Falling trees and limbs in the aftermath of inclement weather are another major concern for Harding and his staff, and preparation for that starts long before the weather hits.

“We spend some time pruning our trees in the fall to proactively remove any potentially hazardous trees and branches that could become an issue in the event of an ice storm,” Harding said. “While removing trees is an absolute last resort, we unfortunately had to remove a number of trees this year that had become structurally unstable primarily due to Ash Borer Beetles and other potentially hazardous complications.”

Facilities services also has a vital role in determining if classes need to be cancelled in the event of major winter weather conditions.

“We are not the final decision maker, but our input is important,” Harding said. “Our role is to determine, based on the best information available, if we will be able to make campus ready for students, staff, faculty and visitors.”

Navigating the walkways on campus can still be difficult even after the work done by facilities services. Junior social work major Jenna Abram would like to see more done to prevent slipping.

“The sidewalks last year were still very slippery, and it was hard to walk,” Abram said. “They could definitely do more.”

Last week’s snowfall was very light and easily manageable, but Harding said he will gladly accept snowfall rather than ice every time.

“Ice storms are difficult to manage because the nature of them typically means that you may get an inch of ice or just rain depending on the temperature line,” Harding said. “Obviously ice is much more dangerous. We’d take snow over ice any day.”

The primary treatment for ice by facilities services is liquid pretreat applications that Harding said has definitely helped, but he is always looking for better options.

“Any engineering students or other students who would like to help us think of better ways to clear our stairs, I’m all ears,” he said.

Winter weather can be unpredictable, and getting campus ready after a major winter weather storm can be a daunting task, but Harding and facilities services staff take pride in their preparation.

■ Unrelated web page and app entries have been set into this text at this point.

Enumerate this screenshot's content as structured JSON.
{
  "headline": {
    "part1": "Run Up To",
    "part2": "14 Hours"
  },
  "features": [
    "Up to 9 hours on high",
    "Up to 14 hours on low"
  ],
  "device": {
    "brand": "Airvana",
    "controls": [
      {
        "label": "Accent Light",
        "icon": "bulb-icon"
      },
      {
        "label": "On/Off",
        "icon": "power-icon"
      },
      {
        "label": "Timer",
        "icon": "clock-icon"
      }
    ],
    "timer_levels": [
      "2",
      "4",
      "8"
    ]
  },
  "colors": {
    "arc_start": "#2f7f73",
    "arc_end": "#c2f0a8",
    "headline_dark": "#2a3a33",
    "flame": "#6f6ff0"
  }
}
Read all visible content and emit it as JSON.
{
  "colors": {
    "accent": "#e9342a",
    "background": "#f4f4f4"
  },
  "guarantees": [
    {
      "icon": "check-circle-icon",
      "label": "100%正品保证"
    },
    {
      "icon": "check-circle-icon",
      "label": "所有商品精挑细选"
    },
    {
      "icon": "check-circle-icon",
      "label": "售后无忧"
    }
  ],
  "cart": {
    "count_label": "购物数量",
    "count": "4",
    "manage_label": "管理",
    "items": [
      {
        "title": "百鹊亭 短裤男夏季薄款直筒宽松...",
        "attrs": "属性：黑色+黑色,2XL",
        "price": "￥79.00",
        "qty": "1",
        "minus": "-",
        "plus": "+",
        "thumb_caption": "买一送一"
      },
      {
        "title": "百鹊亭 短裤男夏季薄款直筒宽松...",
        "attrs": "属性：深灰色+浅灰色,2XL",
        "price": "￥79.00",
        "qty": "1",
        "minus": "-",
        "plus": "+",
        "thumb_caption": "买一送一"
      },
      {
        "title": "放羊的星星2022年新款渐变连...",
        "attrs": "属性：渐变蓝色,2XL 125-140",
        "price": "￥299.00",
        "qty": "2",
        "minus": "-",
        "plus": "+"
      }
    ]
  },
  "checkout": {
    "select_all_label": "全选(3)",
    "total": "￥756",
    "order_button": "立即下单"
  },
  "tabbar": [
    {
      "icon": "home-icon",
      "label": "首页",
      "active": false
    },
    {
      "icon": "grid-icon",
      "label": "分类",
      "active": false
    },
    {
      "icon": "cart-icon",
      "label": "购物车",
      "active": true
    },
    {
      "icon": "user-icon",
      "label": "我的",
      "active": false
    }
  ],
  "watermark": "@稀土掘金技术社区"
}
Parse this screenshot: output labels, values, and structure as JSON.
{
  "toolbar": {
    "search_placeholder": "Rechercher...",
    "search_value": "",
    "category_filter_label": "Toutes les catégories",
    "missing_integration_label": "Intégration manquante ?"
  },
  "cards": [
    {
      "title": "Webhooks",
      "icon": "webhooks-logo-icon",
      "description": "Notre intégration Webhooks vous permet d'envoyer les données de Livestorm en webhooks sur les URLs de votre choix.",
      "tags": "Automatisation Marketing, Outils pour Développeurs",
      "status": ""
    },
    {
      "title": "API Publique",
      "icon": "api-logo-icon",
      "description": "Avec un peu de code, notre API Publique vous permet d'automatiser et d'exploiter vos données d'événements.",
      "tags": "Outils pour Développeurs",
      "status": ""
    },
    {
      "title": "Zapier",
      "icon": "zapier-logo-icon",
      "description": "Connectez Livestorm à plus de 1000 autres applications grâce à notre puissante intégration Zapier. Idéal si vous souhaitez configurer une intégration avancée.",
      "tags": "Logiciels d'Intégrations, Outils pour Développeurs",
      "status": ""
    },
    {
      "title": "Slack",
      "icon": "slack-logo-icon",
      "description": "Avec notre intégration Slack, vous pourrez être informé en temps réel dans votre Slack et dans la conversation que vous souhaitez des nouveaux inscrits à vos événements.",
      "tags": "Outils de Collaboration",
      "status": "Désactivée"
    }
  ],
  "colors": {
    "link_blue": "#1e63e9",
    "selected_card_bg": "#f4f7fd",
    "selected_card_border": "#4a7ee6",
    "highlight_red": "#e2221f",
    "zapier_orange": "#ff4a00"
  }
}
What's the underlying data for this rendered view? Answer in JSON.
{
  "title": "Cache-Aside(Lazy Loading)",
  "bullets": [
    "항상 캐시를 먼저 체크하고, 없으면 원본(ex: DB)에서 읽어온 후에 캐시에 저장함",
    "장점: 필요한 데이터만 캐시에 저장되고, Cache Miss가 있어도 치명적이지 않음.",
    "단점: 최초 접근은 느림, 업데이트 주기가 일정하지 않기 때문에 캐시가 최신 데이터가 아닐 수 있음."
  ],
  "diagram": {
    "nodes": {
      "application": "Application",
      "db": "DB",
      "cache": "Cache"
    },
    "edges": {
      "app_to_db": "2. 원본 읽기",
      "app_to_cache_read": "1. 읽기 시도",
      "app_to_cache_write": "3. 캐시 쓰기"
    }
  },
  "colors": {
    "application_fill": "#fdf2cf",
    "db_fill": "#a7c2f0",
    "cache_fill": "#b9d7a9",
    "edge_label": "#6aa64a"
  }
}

“Our staff puts in a lot of ‘behind-the-scenes’ work and deserves all the credit for putting a great plan together for our campus,” Harding said. “They take a lot of pride in their work, and a quick ‘thank you,’ as you pass them shoveling snow or chipping away at ice, goes a long way.”